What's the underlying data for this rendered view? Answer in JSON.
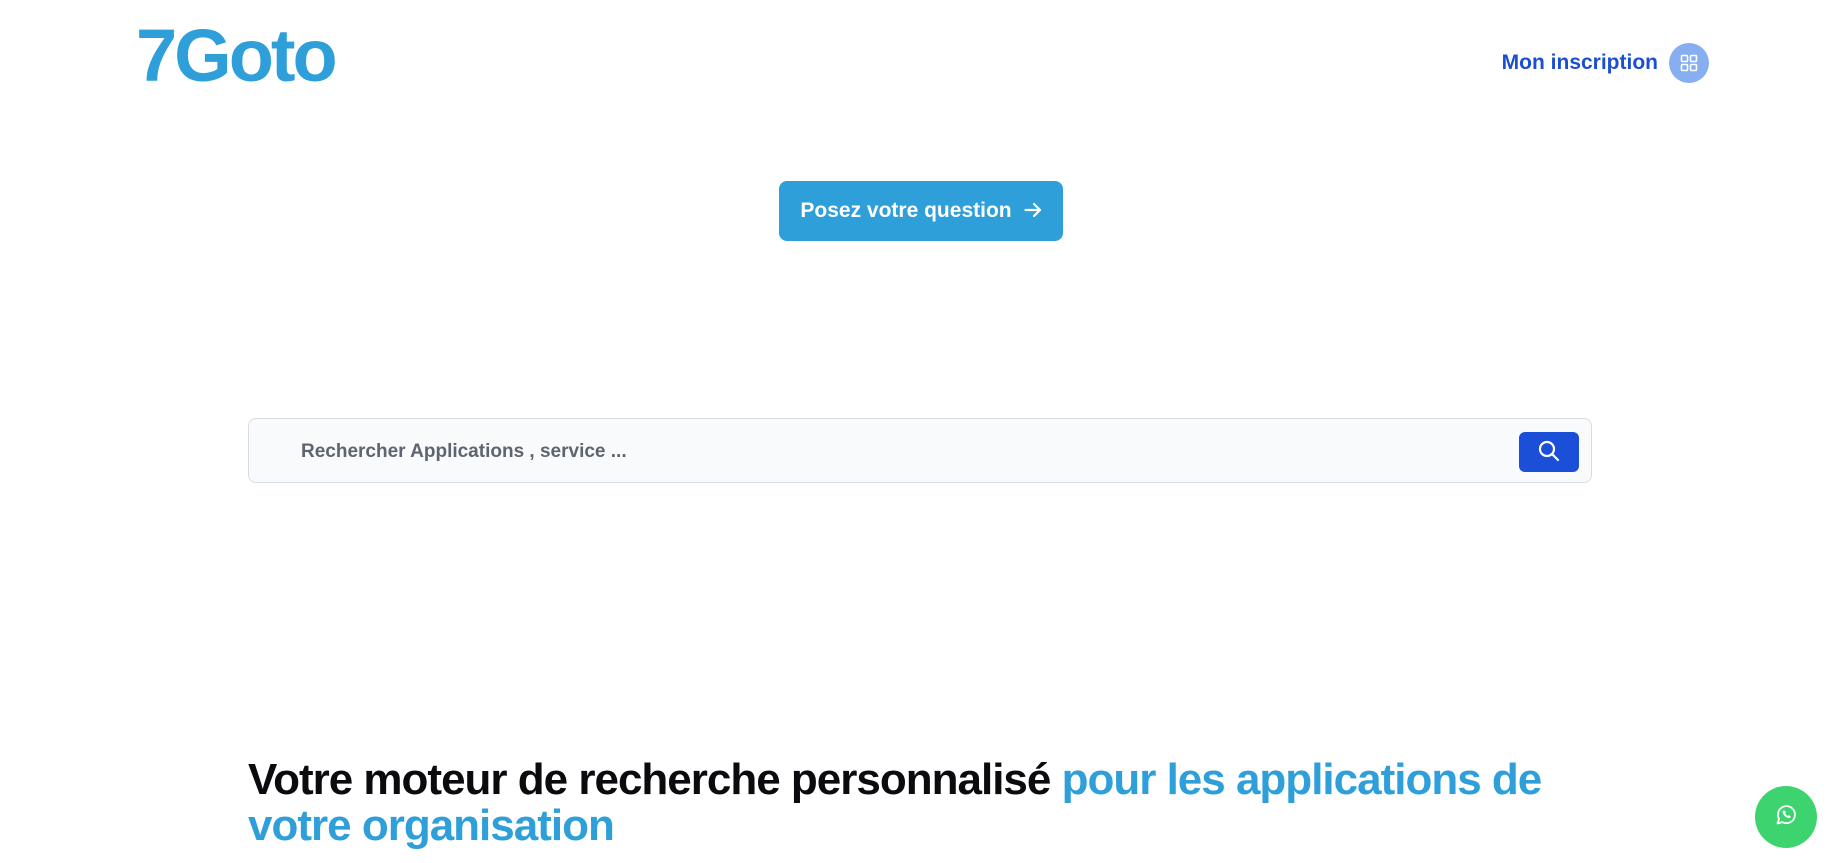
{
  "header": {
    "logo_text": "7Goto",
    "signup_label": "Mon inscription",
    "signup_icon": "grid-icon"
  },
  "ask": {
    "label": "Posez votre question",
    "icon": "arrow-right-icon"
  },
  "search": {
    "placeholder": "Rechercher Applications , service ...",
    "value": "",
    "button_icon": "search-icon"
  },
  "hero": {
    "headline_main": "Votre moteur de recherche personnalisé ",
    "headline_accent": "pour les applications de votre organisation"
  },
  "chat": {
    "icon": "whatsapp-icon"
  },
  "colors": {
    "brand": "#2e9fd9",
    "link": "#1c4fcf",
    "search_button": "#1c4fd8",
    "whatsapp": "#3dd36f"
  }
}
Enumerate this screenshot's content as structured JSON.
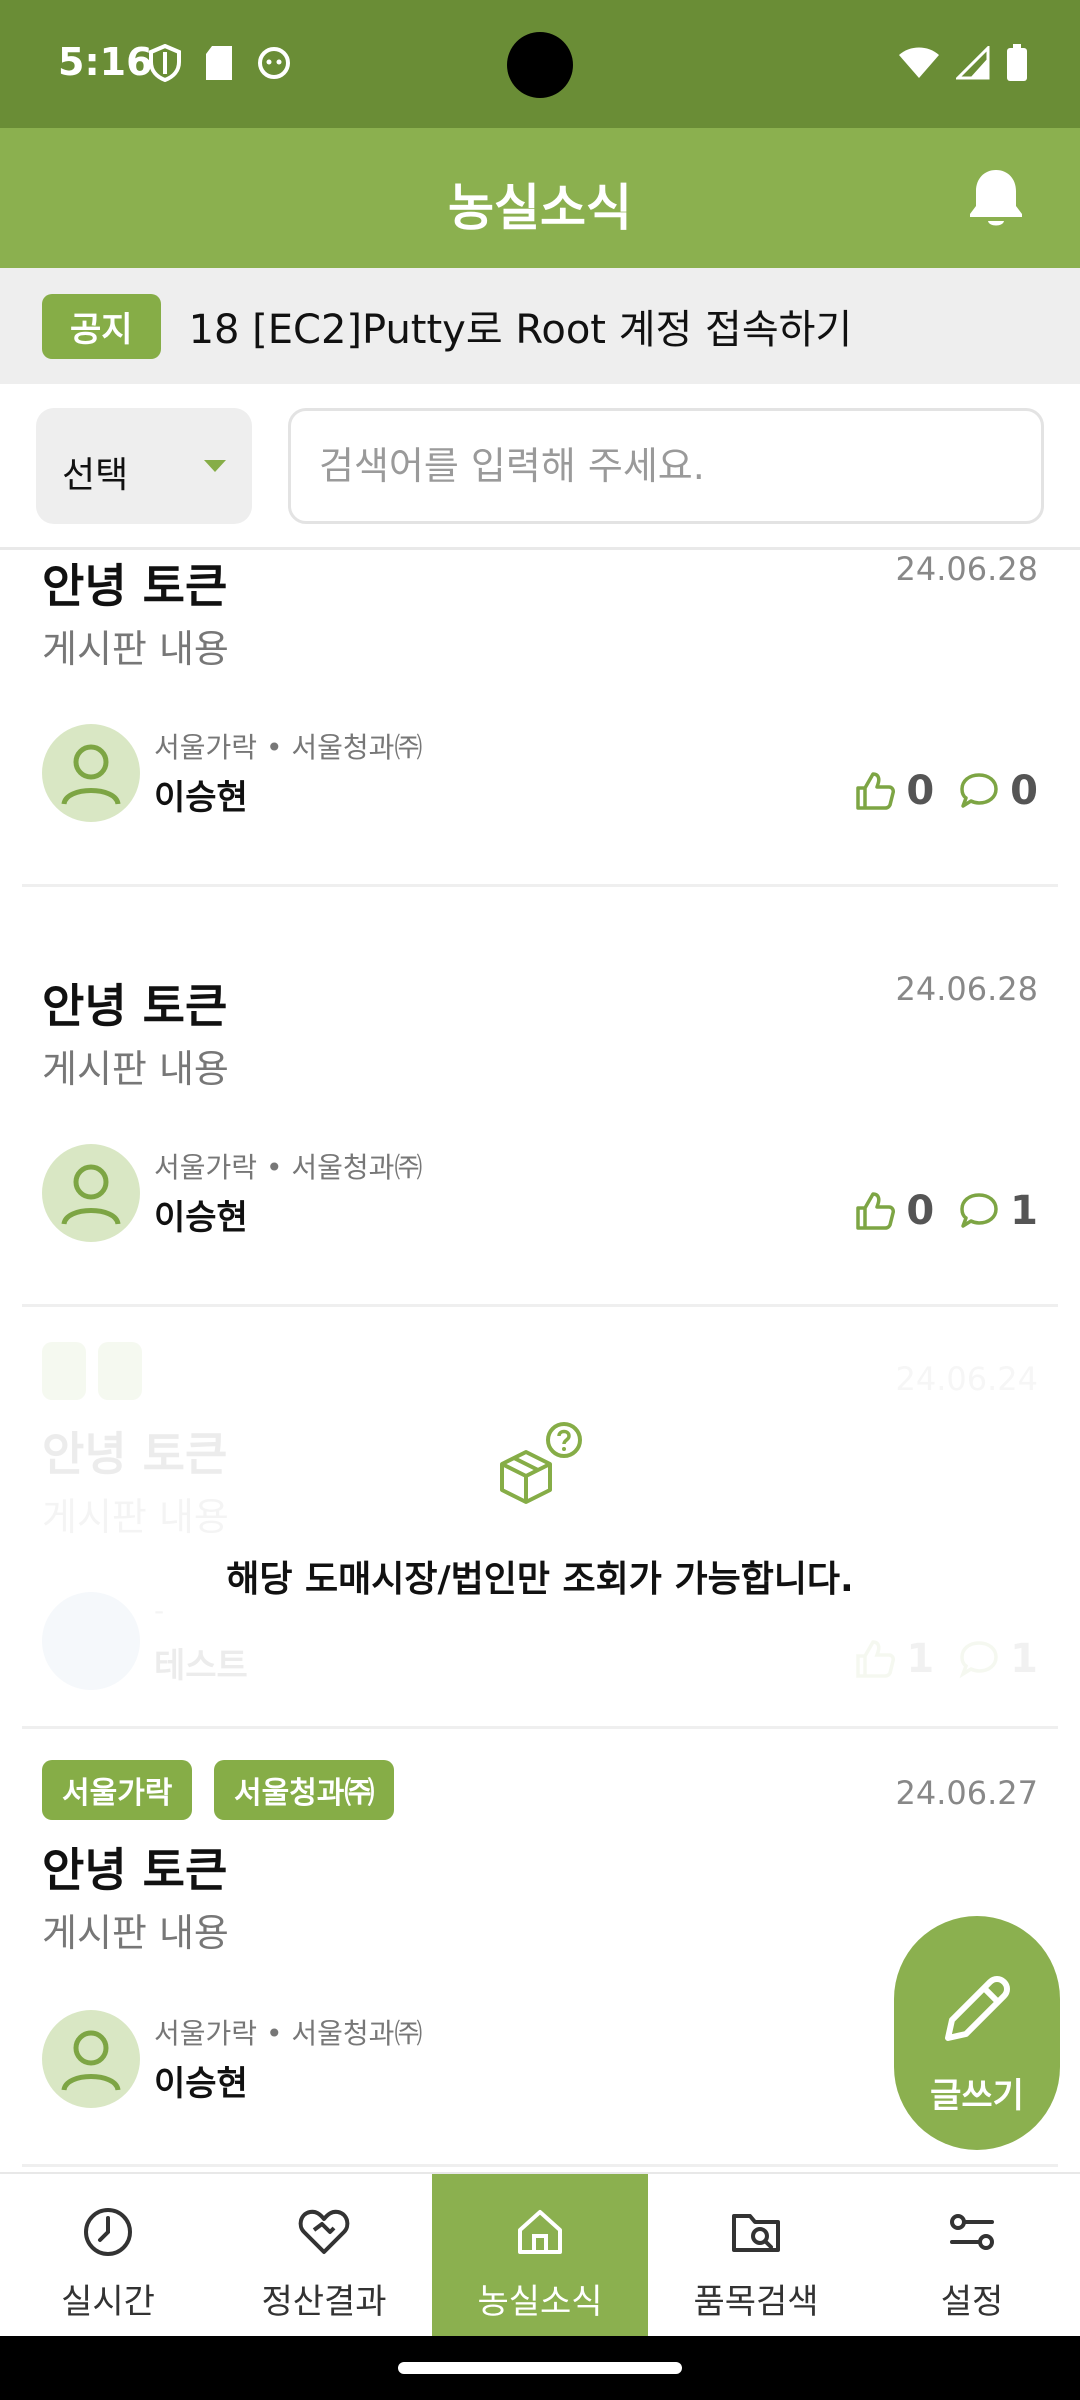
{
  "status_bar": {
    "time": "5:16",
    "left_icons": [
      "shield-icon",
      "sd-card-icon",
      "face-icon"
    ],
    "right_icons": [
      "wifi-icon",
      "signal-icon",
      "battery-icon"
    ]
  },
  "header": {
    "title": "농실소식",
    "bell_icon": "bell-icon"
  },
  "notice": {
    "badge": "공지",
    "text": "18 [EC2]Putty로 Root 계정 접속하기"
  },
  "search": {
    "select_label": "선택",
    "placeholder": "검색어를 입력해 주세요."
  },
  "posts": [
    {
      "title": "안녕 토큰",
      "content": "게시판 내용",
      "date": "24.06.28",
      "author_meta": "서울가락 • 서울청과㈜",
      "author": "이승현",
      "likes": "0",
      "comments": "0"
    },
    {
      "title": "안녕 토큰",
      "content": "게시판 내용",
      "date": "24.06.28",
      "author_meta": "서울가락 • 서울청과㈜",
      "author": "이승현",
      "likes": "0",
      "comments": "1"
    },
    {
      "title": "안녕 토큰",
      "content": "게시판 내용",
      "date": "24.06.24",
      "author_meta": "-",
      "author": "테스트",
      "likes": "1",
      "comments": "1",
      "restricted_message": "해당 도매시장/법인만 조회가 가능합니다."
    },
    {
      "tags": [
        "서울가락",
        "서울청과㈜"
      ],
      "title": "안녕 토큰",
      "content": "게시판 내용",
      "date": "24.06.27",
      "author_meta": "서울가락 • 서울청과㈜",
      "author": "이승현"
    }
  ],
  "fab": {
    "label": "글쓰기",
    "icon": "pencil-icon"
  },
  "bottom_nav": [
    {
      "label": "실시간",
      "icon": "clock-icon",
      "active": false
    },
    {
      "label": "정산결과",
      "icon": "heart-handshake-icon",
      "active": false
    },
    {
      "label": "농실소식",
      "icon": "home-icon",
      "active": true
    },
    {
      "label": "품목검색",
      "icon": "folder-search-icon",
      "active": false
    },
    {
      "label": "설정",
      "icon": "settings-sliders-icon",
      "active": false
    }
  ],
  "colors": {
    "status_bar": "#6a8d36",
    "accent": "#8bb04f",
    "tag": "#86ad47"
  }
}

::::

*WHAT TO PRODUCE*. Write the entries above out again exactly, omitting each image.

*ANSWER TO THE PROBLEM*.
What's the underlying data for this rendered view? Answer in JSON.
{
  "header": {
    "logo_text": "7Goto",
    "signup_label": "Mon inscription",
    "signup_icon": "grid-icon"
  },
  "ask": {
    "label": "Posez votre question",
    "icon": "arrow-right-icon"
  },
  "search": {
    "placeholder": "Rechercher Applications , service ...",
    "value": "",
    "button_icon": "search-icon"
  },
  "hero": {
    "headline_main": "Votre moteur de recherche personnalisé ",
    "headline_accent": "pour les applications de votre organisation"
  },
  "chat": {
    "icon": "whatsapp-icon"
  },
  "colors": {
    "brand": "#2e9fd9",
    "link": "#1c4fcf",
    "search_button": "#1c4fd8",
    "whatsapp": "#3dd36f"
  }
}
Enumerate this screenshot's content as structured JSON.
{
  "status_bar": {
    "time": "5:16",
    "left_icons": [
      "shield-icon",
      "sd-card-icon",
      "face-icon"
    ],
    "right_icons": [
      "wifi-icon",
      "signal-icon",
      "battery-icon"
    ]
  },
  "header": {
    "title": "농실소식",
    "bell_icon": "bell-icon"
  },
  "notice": {
    "badge": "공지",
    "text": "18 [EC2]Putty로 Root 계정 접속하기"
  },
  "search": {
    "select_label": "선택",
    "placeholder": "검색어를 입력해 주세요."
  },
  "posts": [
    {
      "title": "안녕 토큰",
      "content": "게시판 내용",
      "date": "24.06.28",
      "author_meta": "서울가락 • 서울청과㈜",
      "author": "이승현",
      "likes": "0",
      "comments": "0"
    },
    {
      "title": "안녕 토큰",
      "content": "게시판 내용",
      "date": "24.06.28",
      "author_meta": "서울가락 • 서울청과㈜",
      "author": "이승현",
      "likes": "0",
      "comments": "1"
    },
    {
      "title": "안녕 토큰",
      "content": "게시판 내용",
      "date": "24.06.24",
      "author_meta": "-",
      "author": "테스트",
      "likes": "1",
      "comments": "1",
      "restricted_message": "해당 도매시장/법인만 조회가 가능합니다."
    },
    {
      "tags": [
        "서울가락",
        "서울청과㈜"
      ],
      "title": "안녕 토큰",
      "content": "게시판 내용",
      "date": "24.06.27",
      "author_meta": "서울가락 • 서울청과㈜",
      "author": "이승현"
    }
  ],
  "fab": {
    "label": "글쓰기",
    "icon": "pencil-icon"
  },
  "bottom_nav": [
    {
      "label": "실시간",
      "icon": "clock-icon",
      "active": false
    },
    {
      "label": "정산결과",
      "icon": "heart-handshake-icon",
      "active": false
    },
    {
      "label": "농실소식",
      "icon": "home-icon",
      "active": true
    },
    {
      "label": "품목검색",
      "icon": "folder-search-icon",
      "active": false
    },
    {
      "label": "설정",
      "icon": "settings-sliders-icon",
      "active": false
    }
  ],
  "colors": {
    "status_bar": "#6a8d36",
    "accent": "#8bb04f",
    "tag": "#86ad47"
  }
}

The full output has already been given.